Kaylene Whiskey (b.1976) is a Yankunytjatjara artist who spends her days painting and working at Iwantja Arts – an Aboriginal-owned art centre situated at Indulkana on the Aṉangu Pitjantjatjara Yankunytjatjara (APY) Lands roughly 1200km northwest of Adelaide. Whiskey’s brightly coloured comic-strip style paintings are known for their playful synthesis of popular and desert culture, often featuring recurring cameos of Hollywood actors, famous film and television characters, divas and pop icons interacting with Whiskey’s daily life in Indulkana.

Whiskey’s painting style is distinct. She uses a combination of cartoon speech bubbles, flat two-dimensional planes of colour and ‘dot’ iconography deeply connected to a history of central desert painting to tell her stories. While painting, she listens to a variety of rock’n’roll, country and pop music. She checks social media, plays films or NITV – the National Indigenous Television channel – in the background, all of which is incorporated into her work. Under Whiskey’s paintbrush, icons like Cher and Dolly Parton, even hybrid characters such as Whiskey’s own ‘Black Wonder Woman’, are re-staged in the desert. They become kungka kunpu – strong women – talking in language, tending to or harvesting bush tucker, and almost always preparing for a party.

I love trying different things in the art centre. I’m from the generation that grew up with Coca-Cola and TV as well as Tjukurpa (cultural stories) and bush tucker, so I like to have a bit of fun with combining those two worlds.
Kaylene Whiskey quoted by Hannah Presley, Tarnanthi catalogue 2019, p74

Kaylene Whiskey, Yankunytjatjara people, South Australia, born 1976, Mparntwe (Alice Springs), Northern Territory, Seven Sistas Sign, 2021, Indulkana, South Australia, water-based enamel paint on SA Tourist Attraction road sign, 75.0 x 270.0 x 3.0 cm; Courtesy the artist and Iwantja Arts, © Kaylene Whiskey | Iwantja Arts.

Whiskey listens to music or plays films in the background while she paints. What music do you like to listen to while you are working, writing or creating a work of art?

Watch the animation Party Time!, or 52 Actions by Whiskey. As you watch, make a list of all the things or people you recognise. Share your list with the class, what other things did your peers notice? What do these things have in common, can they be grouped in some way?

Now make a list of things that are important to you, include your family, friends, pets as well as your hobbies, interests or favourite foods, sports, TV shows, movies or colours. Create a series of individual drawings to represent each of your favourite and important things. Cut these drawings out and make either a collage or simple animation that communicates the story of your life.

Investigate what pop culture is and how it has influenced artists and their work. Select two works of art (one historical and one contemporary) and analyse how the artists have used pop culture within their work. Compare this approach to that used by Whiskey. What characteristics do these works of art share?

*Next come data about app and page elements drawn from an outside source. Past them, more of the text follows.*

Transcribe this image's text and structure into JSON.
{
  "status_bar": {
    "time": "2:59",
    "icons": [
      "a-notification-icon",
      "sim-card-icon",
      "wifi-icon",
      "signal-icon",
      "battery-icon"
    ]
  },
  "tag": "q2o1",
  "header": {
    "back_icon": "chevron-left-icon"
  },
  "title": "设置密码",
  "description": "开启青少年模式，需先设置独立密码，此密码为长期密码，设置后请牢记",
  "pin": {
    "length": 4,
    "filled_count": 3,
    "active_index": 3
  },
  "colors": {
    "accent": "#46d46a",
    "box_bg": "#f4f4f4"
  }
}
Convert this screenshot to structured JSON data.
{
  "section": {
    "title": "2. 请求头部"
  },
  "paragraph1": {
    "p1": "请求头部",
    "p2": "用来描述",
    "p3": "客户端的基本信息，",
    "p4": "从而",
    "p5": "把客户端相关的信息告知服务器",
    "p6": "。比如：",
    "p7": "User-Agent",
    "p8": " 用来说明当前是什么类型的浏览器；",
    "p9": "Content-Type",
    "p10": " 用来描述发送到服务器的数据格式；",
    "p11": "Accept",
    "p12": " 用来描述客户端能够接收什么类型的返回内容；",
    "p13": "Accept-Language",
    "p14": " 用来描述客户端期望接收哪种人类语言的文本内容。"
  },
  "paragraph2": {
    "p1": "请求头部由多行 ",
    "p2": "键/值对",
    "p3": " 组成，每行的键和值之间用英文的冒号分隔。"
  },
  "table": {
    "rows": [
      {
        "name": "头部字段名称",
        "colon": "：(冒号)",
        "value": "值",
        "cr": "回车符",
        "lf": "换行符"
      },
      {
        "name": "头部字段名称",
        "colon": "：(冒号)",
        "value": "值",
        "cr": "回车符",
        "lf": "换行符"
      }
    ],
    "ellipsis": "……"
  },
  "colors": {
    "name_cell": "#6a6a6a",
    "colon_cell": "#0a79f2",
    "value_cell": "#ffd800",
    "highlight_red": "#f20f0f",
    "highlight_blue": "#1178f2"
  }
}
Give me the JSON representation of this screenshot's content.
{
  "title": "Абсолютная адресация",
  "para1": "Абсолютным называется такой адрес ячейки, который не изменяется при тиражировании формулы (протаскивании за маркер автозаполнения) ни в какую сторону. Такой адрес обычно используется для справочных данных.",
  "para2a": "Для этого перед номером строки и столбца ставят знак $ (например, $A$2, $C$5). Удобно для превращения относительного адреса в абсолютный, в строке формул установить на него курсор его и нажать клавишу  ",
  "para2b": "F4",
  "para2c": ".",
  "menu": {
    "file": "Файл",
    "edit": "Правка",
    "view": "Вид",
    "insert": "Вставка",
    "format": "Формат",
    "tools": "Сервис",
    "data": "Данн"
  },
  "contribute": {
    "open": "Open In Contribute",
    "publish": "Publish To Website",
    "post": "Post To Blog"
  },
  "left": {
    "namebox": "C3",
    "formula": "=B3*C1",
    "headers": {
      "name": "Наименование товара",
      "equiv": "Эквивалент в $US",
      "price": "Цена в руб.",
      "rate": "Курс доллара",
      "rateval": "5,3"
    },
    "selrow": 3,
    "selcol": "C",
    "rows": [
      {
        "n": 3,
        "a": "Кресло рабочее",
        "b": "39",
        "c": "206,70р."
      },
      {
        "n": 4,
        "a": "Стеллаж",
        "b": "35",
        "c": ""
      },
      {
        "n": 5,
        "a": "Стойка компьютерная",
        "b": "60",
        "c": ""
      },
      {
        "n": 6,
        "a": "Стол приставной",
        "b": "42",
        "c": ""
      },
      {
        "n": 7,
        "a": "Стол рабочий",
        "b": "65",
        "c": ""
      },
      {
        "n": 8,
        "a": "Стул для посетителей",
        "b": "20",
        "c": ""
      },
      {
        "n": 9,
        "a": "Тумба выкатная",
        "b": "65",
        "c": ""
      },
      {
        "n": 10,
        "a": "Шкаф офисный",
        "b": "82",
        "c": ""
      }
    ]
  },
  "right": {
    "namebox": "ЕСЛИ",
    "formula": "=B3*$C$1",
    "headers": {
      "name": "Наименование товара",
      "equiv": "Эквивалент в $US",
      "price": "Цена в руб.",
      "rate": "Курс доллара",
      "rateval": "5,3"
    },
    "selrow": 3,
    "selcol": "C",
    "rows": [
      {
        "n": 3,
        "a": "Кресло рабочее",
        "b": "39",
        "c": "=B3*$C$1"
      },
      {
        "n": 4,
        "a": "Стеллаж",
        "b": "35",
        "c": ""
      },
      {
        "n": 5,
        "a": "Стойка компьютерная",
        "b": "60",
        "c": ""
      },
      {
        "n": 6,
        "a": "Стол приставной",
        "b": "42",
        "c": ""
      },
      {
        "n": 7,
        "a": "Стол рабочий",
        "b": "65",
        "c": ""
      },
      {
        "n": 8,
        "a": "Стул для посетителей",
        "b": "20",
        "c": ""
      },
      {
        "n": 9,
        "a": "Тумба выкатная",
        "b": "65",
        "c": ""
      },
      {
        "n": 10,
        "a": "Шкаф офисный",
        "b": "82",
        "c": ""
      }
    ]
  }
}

Whiskey likes trying different things in the art centre and stated ‘I’m from the generation that grew up with Coca-Cola and TV as well as Tjukurpa (cultural stories) and bush tucker, so I like to have a bit of fun with combining those two worlds.’ Similarly, Maluyligal and Wuthathi artist Brian Robinson states:

“Growing up on Waiben (Thursday Island) in the Torres Strait in a family of fisherfolk whose Roman Catholic faith exists in synergy with traditional Maluyligal and Wuthathi spirituality, my creations are seemingly incongruous concoctions where many motifs and characters are co-opted into the spirit world of the Islander imagination, which are then intertwined with historical narrative, personal history and humour”.

Brian Robinson was also in Tarnanthi in 2019 with his work Empyreal: A Place and a Path in the Sky and on the Earth, and in 2015 with Custodian of the Blooms.

  • Compare works of art by each artist. How do Robinson and Whiskey bring together their ‘two worlds’ - their cultural stories and popular culture they also grew up with.
  • Create a drawing incorporating your favourite pop culture references combined with something about your culture or family traditions.

Explore the movies and children’s programs featured on NITV, National Indigenous Television made by, for and about Aboriginal and Torres Strait Islander people. You may like to select a few programs you could watch with students, perhaps watch a program weekly or save some favourites for Reconciliation Week or NAIDOC week.

Kaylene Whiskey, Yankunytjatjara people, South Australia, born Mparntwe (Alice Springs), Northern Territory 1976, Seven Sistas Sign, 2021, Indulkana, South Australia, water-based enamel paint on SA Tourist Attraction road sign, 75.0 x 270.0 x 3.0 cm; Courtesy the artist and Iwantja Arts.

Seven Sistas Sign

Making and responding activities

Tarnanthi is presented by the Art Gallery of South Australia with Principal Partner BHP and support from the Government of South Australia

The Gallery’s Learning programs are supported by the Department for Education.

This education resource has been developed and written in collaboration Dr. Belinda Howden, Kylie Neagle and Dr. Lisa Slade.